loved poetry in early life, for it gave him an oppor-
tunity of pouring out his feelings without disguise;
but he found, at a later period, how much excitement
it costs to make images from nature and truth, to
bathe them in the purest blood of the heart, and
then to send them out to a cold, critical world. At
length, he, in a good measure, gave up his muse, and
devoted his time to the sciences. In the pursuit of
mathematics, geometry, astronomy, and topography,
there are no throes or agonies, and but few difficulties
of any kind in the pathway. To these studies he
gave almost undivided attention. In this almost
pure abstraction, the memory is not busy, and the
heart is still. He pursued his scientific course several
years; and, for exercise and amusement, he made
topographical surveys in every part of the state of
New York

, and drew several maps.

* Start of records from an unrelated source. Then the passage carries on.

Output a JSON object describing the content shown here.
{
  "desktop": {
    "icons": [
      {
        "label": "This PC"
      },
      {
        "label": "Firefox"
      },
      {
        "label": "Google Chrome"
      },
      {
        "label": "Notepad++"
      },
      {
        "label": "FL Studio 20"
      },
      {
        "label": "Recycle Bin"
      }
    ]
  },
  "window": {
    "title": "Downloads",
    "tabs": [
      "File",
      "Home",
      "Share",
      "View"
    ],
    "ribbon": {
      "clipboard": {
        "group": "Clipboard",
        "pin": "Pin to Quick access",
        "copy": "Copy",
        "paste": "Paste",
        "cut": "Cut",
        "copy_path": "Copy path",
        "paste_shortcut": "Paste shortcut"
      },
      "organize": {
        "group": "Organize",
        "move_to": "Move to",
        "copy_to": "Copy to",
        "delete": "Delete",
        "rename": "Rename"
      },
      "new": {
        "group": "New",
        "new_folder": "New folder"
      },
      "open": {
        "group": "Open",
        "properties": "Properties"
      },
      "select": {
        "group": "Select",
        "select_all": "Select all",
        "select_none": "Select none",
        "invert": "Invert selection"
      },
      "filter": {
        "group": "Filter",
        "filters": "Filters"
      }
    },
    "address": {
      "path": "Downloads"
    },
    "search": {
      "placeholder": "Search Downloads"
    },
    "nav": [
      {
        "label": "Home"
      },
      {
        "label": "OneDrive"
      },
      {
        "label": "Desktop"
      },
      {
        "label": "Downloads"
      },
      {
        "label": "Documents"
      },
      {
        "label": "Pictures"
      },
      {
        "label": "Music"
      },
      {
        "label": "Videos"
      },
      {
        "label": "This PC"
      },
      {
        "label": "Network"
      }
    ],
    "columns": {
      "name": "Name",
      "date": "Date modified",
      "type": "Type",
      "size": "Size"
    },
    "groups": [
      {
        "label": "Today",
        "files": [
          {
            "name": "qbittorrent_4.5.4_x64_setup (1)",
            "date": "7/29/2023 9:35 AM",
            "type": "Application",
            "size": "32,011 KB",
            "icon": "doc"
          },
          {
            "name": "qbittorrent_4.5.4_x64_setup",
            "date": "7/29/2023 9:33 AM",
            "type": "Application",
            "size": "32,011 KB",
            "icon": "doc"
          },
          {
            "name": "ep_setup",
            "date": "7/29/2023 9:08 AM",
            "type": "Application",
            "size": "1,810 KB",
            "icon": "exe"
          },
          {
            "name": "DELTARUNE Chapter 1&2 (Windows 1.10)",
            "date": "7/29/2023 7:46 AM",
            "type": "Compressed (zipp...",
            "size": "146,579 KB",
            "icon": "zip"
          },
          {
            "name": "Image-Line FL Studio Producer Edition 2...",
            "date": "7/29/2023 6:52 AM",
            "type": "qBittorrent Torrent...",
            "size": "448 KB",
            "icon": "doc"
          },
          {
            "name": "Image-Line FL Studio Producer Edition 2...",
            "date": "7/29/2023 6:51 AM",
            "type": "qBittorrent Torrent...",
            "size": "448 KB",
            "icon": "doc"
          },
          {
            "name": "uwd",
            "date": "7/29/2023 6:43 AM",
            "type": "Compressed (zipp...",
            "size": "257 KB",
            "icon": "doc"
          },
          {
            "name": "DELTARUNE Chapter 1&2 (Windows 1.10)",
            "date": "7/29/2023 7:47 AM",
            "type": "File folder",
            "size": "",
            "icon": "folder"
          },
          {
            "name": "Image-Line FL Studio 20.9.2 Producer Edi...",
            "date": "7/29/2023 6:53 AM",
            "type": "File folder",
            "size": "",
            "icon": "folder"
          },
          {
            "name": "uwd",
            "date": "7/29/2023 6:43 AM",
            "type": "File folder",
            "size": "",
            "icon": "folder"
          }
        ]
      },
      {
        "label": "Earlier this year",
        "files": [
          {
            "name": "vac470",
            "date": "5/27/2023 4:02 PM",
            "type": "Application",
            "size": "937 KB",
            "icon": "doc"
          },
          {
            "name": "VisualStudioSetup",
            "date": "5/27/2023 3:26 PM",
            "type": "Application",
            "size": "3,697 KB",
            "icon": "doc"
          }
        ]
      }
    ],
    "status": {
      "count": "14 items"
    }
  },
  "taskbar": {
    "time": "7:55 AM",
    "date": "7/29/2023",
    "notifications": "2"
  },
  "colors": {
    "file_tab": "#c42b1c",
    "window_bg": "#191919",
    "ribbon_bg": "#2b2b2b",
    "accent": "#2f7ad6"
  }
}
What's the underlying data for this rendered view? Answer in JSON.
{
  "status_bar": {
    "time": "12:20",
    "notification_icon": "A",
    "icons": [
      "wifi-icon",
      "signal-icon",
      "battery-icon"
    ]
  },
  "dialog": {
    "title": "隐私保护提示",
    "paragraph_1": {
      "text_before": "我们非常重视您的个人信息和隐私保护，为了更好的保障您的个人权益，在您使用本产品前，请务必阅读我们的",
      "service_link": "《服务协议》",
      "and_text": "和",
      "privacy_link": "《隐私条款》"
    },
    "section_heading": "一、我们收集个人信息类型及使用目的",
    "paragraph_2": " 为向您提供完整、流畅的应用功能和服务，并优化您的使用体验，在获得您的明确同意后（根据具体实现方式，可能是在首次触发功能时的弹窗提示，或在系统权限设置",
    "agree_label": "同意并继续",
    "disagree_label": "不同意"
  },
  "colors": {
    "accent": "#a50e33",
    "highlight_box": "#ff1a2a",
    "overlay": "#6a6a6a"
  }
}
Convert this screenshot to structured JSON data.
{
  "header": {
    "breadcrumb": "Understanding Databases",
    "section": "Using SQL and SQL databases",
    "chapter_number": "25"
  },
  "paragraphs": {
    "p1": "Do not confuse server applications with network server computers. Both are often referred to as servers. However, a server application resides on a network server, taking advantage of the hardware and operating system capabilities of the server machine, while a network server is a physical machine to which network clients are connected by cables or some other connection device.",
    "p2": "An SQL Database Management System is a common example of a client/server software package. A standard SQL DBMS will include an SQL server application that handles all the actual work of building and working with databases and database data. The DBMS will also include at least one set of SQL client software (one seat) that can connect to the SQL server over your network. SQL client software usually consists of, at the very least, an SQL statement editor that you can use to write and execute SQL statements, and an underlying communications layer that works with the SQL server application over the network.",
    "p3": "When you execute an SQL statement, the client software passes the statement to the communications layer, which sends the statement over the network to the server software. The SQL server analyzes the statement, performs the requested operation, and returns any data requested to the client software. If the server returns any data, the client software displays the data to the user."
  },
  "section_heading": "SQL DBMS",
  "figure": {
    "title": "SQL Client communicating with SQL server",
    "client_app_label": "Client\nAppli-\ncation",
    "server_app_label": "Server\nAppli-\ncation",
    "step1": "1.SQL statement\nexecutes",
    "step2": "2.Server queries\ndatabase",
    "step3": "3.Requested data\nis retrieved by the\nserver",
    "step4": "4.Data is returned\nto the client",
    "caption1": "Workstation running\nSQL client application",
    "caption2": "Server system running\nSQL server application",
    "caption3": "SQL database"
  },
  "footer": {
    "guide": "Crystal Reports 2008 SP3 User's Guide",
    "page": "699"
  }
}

His large map
of the state, the best that had ever been drawn of it,
was published the year after his death, but it was in
the hands of the engraver before his decease. In his
tour of topographical surveying, he improved his
knowledge of botany, for there was nothing painful
in this science; for, while the flower and herb give
delight to the senses, they are subjects of soothing
contemplation to the mind. The wonders of nature
are as fully developed in the bumble violet or daisy,
as by the whole forest, and, to the mind of the phi-
losopher, as distinctly prove the existence of a God,
as the astounding cataract or terrific volcano. Mr.
was ready, with his pen, to perform any ser-
vice to science or the arts. Dr. John W. Francis, to
whose literary taste and talents we are often much
indebted, in a memoir of his friend, written soon
after his decease, says,—

Mr. Eddy

was the author
of a number of essays which appeared in the news-
papers, on botany and other branches of natural
history; on geography, and the internal improvement
of this state. An essay on geography, which he